Each line holding the string "kind" is to be copied from the data.
——
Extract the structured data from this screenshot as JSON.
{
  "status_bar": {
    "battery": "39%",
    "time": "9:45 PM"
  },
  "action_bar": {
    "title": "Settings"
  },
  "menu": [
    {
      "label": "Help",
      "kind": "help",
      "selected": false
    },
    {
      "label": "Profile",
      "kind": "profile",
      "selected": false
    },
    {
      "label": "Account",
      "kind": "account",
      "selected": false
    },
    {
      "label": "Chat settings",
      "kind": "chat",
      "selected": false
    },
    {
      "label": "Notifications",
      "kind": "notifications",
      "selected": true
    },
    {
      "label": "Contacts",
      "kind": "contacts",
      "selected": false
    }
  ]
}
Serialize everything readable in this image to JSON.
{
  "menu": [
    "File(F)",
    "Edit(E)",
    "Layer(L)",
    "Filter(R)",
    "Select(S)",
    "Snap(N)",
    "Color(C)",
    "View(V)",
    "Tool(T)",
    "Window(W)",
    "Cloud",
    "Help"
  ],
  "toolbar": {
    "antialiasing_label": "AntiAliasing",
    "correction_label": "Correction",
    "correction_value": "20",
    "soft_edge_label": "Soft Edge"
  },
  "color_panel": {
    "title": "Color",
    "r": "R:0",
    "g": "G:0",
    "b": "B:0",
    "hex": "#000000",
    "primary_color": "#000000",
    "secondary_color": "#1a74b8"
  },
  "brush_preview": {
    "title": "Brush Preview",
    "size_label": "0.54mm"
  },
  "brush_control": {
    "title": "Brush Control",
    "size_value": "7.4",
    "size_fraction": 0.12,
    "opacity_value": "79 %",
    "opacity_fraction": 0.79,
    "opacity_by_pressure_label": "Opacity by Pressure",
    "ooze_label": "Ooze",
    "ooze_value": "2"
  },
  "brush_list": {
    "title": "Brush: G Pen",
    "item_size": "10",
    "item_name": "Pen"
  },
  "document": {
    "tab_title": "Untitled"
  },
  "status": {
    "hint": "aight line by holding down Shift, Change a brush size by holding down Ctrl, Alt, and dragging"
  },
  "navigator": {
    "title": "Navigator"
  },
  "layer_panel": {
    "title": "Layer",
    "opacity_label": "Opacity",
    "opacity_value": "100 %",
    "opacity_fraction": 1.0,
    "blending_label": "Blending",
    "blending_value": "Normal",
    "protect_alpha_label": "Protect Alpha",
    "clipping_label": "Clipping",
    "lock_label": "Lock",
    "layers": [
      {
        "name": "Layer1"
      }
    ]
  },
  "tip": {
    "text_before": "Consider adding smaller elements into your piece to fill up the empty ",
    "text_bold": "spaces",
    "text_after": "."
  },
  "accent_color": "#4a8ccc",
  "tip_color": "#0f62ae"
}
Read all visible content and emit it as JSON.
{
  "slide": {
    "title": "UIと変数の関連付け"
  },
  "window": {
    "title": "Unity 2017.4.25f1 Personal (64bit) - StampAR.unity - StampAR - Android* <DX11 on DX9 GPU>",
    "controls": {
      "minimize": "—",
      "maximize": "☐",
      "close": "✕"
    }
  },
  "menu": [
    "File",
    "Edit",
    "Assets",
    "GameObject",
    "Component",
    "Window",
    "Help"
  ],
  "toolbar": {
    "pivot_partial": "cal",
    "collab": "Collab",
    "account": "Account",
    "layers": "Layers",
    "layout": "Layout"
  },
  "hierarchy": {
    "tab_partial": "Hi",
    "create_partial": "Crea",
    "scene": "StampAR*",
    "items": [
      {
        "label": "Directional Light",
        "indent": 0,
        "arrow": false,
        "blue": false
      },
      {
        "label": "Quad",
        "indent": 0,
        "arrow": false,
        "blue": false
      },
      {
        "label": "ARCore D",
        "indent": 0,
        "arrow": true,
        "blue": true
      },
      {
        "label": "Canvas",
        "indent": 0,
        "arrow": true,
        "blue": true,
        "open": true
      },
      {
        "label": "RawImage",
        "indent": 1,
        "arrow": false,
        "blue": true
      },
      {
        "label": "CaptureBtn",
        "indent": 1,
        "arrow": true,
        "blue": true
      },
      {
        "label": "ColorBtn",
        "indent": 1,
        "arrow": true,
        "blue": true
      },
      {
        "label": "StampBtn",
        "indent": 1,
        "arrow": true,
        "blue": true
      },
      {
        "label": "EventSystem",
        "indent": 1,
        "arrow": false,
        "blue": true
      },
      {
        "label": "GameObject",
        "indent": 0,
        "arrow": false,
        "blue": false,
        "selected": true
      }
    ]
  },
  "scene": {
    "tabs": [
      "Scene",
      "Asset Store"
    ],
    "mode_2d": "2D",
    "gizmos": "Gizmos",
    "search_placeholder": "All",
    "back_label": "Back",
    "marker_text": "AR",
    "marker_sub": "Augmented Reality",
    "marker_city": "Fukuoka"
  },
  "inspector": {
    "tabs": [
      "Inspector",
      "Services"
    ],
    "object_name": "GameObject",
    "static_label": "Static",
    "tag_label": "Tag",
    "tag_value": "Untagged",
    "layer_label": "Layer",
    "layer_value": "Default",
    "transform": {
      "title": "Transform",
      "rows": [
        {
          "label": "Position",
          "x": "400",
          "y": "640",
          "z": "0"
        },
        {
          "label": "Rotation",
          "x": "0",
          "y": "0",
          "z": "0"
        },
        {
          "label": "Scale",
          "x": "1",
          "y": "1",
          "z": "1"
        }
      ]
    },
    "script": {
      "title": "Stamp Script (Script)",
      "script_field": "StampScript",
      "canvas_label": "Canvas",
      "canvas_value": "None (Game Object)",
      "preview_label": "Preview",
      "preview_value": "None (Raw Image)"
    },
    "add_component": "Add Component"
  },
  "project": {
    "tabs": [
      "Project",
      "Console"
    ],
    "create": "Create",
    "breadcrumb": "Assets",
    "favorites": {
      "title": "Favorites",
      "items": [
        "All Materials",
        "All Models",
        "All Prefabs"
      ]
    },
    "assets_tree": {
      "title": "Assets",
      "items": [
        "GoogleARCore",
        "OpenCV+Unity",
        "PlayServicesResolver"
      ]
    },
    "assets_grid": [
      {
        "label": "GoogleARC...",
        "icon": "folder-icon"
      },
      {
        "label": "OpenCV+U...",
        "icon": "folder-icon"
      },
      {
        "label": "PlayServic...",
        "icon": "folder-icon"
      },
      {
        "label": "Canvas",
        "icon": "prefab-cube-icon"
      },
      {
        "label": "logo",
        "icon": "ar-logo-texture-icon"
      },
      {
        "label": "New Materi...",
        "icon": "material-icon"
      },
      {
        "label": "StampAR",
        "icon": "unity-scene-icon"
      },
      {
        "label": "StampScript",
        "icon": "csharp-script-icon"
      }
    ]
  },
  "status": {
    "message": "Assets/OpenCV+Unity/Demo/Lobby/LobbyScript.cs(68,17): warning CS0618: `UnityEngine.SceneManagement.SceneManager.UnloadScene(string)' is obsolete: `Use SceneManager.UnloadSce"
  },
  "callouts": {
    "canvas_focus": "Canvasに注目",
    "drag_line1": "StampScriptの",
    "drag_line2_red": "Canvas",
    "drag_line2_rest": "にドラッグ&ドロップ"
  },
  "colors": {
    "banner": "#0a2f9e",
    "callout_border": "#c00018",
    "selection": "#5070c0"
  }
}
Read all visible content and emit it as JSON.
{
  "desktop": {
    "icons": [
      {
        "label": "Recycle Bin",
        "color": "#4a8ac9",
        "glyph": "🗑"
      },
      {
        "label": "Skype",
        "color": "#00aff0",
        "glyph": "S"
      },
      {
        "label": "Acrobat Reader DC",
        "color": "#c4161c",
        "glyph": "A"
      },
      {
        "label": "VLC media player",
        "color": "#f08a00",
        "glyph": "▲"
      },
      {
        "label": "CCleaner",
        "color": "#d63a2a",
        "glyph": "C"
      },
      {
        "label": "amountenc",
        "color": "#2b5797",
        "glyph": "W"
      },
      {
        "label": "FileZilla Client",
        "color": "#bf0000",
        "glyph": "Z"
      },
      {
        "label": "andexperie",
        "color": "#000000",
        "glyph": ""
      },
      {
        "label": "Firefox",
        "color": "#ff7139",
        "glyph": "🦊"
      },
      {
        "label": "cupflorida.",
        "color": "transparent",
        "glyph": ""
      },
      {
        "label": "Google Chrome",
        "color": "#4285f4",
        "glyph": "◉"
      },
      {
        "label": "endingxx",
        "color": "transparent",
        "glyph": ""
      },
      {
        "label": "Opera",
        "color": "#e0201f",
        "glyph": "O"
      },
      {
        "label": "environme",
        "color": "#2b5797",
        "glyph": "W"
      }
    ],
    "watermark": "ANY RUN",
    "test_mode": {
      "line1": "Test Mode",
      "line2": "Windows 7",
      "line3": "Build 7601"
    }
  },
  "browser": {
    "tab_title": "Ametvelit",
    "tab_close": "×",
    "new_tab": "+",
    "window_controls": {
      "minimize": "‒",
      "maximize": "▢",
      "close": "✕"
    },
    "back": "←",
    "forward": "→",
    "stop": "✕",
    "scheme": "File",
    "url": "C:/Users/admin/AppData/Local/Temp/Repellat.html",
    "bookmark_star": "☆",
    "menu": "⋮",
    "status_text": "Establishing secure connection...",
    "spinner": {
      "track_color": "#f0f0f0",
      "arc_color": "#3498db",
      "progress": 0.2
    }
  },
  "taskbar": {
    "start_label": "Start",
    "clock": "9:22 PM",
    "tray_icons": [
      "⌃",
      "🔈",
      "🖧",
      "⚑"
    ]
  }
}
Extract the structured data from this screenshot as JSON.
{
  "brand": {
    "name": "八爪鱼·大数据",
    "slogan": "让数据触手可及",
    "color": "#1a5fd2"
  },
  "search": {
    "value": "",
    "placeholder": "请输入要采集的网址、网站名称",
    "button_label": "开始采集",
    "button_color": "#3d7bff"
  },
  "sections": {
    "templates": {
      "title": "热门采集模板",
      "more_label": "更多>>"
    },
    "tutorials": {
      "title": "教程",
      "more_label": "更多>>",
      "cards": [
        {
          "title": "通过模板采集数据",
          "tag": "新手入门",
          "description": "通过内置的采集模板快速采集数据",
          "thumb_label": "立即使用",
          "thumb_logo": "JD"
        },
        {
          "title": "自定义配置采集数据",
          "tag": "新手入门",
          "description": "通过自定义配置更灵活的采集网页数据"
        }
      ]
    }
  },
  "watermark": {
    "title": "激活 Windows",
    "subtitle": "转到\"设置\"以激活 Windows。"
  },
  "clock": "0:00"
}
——
Reply:
      "kind": "help",
      "kind": "profile",
      "kind": "account",
      "kind": "chat",
      "kind": "notifications",
      "kind": "contacts",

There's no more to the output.